Problem statement: Count all lines holding "Judicial" in the data below and say the number, nothing more.

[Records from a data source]
* * * * *
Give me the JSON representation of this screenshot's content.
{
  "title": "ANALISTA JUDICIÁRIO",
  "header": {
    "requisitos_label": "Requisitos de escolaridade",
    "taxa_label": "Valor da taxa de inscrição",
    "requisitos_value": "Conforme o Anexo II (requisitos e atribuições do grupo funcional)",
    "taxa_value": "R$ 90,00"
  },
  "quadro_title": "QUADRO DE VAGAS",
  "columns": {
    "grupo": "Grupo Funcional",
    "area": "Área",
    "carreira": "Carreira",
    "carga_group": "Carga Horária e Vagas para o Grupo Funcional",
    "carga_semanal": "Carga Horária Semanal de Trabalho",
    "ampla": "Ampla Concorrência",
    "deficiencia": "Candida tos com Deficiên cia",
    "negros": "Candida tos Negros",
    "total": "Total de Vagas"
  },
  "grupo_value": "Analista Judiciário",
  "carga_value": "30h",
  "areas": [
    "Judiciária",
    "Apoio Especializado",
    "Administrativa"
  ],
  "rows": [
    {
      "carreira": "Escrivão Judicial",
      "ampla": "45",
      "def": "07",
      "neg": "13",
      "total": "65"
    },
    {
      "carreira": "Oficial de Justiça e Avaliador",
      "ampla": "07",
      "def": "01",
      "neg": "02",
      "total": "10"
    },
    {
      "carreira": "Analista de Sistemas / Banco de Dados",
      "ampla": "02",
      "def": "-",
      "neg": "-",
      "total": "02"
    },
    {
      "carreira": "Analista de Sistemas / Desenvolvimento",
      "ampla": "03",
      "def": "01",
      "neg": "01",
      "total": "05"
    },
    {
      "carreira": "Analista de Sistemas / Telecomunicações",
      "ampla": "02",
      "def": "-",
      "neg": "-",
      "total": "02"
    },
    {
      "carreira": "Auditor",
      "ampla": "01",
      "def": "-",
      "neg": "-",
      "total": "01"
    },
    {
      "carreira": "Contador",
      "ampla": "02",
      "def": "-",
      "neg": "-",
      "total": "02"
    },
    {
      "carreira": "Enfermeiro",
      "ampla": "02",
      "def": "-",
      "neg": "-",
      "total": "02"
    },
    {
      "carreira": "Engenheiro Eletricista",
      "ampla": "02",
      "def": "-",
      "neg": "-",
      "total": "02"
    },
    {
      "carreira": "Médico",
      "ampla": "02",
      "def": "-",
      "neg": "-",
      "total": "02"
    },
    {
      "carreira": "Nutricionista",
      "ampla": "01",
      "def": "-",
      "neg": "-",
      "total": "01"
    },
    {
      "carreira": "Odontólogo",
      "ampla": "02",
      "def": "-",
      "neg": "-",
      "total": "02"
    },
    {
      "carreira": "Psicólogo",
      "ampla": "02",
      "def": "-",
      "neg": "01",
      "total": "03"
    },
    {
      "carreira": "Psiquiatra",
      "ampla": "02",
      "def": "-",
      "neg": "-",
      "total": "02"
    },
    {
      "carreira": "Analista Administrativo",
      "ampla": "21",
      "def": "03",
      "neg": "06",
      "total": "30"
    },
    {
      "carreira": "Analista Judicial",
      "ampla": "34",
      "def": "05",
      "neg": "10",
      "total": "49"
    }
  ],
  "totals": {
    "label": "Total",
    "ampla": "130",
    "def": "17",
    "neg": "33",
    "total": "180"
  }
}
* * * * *
Task answer: 2